Interior Ministry official says the temporary reprieve is an annual tradition during Muslim fasting month.
Pakistan has imposed a one-month moratorium on executions during Ramzan, officials said Sunday, giving a temporary reprieve to a death row prisoner whose lawyers say he was a juvenile at the time of the crime.
Shafqat Hussain was sentenced to hang for killing a seven-year-old boy in 2004, when his lawyers and family say he was under 18 and therefore not eligible for execution. But last Wednesday the Supreme Court rejected an application by Hussain’s lawyers to set up a judicial commission to determine his age.

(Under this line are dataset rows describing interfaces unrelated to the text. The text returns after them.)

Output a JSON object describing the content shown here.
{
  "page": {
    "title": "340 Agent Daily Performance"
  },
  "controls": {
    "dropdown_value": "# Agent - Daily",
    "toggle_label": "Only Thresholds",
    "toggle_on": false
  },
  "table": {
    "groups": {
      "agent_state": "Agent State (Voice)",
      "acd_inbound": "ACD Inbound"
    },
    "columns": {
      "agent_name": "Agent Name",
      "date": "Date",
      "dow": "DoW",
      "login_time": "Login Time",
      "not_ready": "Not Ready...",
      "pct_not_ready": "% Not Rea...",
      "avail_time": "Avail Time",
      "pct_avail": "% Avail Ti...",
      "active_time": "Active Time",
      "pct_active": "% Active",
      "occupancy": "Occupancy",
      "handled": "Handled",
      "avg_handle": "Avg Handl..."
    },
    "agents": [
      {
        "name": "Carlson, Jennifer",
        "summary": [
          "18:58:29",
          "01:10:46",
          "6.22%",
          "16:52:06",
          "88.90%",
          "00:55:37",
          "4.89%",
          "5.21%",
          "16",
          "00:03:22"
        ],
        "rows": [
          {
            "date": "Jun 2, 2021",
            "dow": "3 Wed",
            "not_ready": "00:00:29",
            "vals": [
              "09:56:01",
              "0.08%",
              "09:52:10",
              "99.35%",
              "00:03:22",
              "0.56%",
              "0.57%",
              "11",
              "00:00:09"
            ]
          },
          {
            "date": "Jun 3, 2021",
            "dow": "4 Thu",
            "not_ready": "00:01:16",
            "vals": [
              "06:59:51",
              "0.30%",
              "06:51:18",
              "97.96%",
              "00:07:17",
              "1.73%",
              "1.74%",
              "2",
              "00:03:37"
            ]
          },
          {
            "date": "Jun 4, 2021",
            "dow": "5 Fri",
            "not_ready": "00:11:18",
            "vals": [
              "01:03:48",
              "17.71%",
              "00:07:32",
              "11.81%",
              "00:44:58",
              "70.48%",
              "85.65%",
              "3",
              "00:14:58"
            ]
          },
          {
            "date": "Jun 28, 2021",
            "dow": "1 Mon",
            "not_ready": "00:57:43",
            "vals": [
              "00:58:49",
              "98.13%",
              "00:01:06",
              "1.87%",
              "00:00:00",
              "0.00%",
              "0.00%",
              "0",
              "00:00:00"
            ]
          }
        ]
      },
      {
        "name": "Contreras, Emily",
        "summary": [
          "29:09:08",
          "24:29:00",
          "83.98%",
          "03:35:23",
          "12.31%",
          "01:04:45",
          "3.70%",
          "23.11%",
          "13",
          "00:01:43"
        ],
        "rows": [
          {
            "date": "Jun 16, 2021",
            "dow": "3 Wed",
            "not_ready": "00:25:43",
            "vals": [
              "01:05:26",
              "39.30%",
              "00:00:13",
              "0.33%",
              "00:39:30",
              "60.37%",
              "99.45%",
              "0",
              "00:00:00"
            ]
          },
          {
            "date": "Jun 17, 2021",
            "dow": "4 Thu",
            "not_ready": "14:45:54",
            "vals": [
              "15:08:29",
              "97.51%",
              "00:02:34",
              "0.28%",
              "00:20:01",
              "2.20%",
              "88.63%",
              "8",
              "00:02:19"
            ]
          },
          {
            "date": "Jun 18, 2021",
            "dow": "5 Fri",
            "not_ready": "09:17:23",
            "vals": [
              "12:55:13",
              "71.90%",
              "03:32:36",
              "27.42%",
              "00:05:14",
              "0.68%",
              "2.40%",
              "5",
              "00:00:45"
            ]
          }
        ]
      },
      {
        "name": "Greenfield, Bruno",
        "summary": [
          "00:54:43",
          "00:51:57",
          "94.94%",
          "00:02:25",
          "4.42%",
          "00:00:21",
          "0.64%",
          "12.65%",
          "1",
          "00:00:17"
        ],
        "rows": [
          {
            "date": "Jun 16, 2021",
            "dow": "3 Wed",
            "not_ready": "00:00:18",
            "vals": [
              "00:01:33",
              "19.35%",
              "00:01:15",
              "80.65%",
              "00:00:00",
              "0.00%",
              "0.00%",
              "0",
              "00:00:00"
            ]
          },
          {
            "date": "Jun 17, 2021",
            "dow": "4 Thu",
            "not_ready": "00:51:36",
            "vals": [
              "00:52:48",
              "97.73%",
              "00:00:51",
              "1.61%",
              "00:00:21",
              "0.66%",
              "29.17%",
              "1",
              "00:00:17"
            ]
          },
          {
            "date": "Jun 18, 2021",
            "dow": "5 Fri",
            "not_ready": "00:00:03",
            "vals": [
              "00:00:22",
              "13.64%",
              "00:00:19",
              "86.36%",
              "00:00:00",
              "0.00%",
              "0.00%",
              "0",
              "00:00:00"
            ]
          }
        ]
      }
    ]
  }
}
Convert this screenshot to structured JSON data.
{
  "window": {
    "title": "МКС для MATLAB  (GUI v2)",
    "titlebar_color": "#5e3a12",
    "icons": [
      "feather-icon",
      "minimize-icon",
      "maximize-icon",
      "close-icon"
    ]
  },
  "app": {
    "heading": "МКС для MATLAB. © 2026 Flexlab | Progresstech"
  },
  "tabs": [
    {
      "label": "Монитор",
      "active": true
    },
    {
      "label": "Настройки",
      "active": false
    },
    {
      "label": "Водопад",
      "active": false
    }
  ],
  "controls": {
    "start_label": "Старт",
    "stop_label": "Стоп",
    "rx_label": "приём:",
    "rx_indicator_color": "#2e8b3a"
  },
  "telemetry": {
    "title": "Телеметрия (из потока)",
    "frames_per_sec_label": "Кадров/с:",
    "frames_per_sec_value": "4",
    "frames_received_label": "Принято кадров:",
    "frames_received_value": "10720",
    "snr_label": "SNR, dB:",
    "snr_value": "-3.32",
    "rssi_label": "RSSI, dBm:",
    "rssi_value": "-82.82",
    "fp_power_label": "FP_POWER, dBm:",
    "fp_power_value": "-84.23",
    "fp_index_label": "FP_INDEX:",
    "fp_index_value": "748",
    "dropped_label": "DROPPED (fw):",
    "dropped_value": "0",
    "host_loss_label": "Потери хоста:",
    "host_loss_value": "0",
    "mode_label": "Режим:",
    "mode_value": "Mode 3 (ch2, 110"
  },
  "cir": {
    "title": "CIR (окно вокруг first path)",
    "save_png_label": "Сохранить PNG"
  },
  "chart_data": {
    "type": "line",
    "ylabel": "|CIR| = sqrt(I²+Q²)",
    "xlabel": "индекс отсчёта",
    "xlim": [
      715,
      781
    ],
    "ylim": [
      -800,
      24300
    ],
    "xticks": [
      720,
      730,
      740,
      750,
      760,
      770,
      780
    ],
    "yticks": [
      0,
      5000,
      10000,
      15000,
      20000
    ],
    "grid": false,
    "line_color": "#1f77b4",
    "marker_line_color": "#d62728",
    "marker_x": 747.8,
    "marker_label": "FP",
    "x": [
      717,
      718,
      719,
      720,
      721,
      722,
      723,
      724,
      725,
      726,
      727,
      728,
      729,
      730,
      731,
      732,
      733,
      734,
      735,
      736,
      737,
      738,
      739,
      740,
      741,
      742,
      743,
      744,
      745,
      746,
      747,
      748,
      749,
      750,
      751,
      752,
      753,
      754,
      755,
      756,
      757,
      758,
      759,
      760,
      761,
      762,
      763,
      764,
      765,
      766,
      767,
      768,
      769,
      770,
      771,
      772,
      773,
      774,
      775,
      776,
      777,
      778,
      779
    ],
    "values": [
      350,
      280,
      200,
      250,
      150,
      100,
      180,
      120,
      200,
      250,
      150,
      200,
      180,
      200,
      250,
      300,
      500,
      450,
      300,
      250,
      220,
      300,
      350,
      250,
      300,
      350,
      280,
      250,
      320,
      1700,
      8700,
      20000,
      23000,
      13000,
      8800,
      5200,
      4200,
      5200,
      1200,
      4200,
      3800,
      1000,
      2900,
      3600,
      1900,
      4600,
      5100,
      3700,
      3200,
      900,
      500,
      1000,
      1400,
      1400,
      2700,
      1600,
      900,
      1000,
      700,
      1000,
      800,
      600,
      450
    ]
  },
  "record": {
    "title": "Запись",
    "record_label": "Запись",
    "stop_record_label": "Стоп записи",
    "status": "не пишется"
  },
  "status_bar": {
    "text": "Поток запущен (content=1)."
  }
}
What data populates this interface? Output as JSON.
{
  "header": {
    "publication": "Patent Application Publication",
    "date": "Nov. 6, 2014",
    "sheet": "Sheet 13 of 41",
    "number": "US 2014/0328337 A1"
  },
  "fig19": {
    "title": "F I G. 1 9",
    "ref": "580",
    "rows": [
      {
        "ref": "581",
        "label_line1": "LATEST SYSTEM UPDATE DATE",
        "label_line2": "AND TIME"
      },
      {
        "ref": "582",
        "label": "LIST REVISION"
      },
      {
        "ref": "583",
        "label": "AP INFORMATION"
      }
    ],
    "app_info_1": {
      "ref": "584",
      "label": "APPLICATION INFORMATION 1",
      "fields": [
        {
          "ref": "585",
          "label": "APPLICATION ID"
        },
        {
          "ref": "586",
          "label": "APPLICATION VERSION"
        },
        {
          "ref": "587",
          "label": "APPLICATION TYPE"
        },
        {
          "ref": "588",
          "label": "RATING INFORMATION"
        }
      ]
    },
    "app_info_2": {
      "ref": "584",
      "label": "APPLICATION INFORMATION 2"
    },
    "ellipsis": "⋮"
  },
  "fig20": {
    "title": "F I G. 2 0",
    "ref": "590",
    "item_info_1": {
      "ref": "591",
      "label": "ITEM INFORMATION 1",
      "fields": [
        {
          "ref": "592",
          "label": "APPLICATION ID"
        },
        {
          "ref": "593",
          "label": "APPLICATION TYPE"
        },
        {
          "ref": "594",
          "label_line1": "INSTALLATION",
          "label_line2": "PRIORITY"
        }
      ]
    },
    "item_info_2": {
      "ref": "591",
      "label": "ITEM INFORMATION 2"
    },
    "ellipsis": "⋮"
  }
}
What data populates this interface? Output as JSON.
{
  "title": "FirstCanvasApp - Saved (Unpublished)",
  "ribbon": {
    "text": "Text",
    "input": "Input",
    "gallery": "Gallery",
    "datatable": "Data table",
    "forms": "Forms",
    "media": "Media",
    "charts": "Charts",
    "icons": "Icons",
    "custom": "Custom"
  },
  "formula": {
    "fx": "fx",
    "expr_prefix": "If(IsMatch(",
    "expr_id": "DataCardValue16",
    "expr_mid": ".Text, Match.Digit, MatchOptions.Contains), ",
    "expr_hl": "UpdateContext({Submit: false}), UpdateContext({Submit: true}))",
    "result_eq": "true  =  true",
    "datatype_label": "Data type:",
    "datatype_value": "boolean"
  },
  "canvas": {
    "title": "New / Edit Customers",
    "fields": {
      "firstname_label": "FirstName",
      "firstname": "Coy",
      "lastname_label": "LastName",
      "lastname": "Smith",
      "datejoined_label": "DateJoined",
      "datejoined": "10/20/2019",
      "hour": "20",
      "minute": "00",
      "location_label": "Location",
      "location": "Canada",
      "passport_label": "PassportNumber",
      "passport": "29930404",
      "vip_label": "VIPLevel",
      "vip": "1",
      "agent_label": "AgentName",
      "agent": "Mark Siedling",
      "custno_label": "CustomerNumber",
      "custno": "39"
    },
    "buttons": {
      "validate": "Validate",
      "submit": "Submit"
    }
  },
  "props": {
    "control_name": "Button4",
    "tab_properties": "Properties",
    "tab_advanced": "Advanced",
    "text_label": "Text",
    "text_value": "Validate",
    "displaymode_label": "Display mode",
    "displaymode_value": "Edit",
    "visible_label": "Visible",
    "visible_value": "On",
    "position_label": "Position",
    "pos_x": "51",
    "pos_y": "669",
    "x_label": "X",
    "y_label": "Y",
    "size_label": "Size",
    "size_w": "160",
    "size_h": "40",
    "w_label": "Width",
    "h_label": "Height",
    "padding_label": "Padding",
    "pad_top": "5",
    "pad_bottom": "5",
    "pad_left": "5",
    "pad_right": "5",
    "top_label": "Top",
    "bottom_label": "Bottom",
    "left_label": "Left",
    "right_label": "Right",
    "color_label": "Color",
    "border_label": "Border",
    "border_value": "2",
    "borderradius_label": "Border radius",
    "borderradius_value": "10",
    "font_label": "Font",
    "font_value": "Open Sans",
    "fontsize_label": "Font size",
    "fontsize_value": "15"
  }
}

On the same day, despite international condemnation, authorities hanged for murder another man who was said to have been a minor at the time of the crime and who was allegedly tortured into confessing. “It is a tradition that nobody is executed in the fasting month of Ramzan and the authorities have ordered that this tradition continues this year too,” said Nusrat Mangan, Inspector General of Prisons in the southern province of Sindh where Hussain has been held. “We have to seek death warrants two weeks prior to hang any convict, so his hanging will take place after at least one month,” said Mangan.
An official in the federal Interior Ministry confirmed that a notification had been issued to halt executions during Ramzan, which starts this week in Pakistan.
But Nazeer Farooq, Inspector General of Prisons in Punjab, said his department had not received such a notification yet. “We have to execute around two dozen convicts before Ramzan in any case,” he said.
The independent Human Rights Commission of Pakistan says the country has hanged over 150 convicts since restarting executions in December following a Taliban school massacre—more than Saudi Arabia over the same period.
A moratorium on the death penalty had been in force since 2008, and its end angered rights activists and alarmed some foreign countries. Amnesty International estimates that Pakistan has more than 8,000 prisoners on death row, many of whom have exhausted all avenues of appeal.
Critics say the country’s criminal justice system is marred by police torture and poor legal representation, meaning many of those now facing the gallows have not had a fair trial.